In Singapore, we are looking to double our reporting team by this year-end to comprehensively cover the fast-moving world of funded startups and VC, PE & M&A deals. We want reporters who can tell our readers what is really happening in these sectors and why it matters to markets, companies and consumers. The ability to write precisely and urgently is crucial for these roles. Ideal candidates must have to ability to work in a collaborative, dynamic, and fast-changing environment. We want our new hires to be digitally savvy and ready to experiment with new forms of storytelling. Most importantly, we are looking for hard-hitting reporters who work well in a team. Collaboration and collegiality are a must.

Following vacancies can be applied for (only in Singapore).

Following vacancies can be applied for (only in Singapore).   

  • A reporter to track companies/startups that have raised private capital, and have the potential to become unicorns. SEA currently has over 40 companies with a valuation of over $100 million and under $1 billion.
  • A reporter who can get behind the scenes and reveal how funding rounds are put together, or why they’ve failed to materialise.

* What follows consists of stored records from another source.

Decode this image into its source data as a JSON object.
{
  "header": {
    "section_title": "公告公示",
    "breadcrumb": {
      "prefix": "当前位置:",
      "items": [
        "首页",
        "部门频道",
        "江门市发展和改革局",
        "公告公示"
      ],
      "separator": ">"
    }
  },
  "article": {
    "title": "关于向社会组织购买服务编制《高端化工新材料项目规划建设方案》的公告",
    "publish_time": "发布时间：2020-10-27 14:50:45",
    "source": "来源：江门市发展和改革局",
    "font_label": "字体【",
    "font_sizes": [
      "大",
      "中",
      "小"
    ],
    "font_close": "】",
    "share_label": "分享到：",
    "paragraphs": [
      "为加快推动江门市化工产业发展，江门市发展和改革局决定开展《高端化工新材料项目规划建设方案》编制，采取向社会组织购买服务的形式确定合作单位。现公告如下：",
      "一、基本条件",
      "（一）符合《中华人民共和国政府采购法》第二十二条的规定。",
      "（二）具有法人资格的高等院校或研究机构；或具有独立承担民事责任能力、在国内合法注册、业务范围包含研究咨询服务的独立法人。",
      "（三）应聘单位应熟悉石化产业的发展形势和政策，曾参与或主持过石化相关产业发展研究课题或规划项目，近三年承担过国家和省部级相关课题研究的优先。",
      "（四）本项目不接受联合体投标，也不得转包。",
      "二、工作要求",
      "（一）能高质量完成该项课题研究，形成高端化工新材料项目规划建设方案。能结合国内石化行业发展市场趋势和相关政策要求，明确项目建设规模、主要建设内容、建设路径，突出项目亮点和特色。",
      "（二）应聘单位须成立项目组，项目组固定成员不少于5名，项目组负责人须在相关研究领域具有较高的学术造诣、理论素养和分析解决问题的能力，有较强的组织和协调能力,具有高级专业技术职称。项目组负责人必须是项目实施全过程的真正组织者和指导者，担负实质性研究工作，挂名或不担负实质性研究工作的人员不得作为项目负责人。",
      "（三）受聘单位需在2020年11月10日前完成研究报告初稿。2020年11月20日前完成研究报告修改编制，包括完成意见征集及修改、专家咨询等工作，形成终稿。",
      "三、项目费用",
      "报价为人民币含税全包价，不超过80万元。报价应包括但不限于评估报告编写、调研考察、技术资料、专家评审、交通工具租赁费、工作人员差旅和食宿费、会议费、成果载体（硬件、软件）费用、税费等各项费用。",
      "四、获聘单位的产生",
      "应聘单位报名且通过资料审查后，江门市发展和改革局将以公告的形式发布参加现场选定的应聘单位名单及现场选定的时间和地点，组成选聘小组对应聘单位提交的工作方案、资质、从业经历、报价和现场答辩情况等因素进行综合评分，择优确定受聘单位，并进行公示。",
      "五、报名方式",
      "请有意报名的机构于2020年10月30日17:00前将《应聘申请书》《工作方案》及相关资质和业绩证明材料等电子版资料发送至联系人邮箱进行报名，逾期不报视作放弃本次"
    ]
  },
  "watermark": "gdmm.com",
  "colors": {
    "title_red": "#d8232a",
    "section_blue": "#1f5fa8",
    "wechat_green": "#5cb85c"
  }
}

She/he in this role will largely focus on long-format stories. 
  • A journalist to track special situations funds, distressed debt and private credit (from the PE angle) across Asia.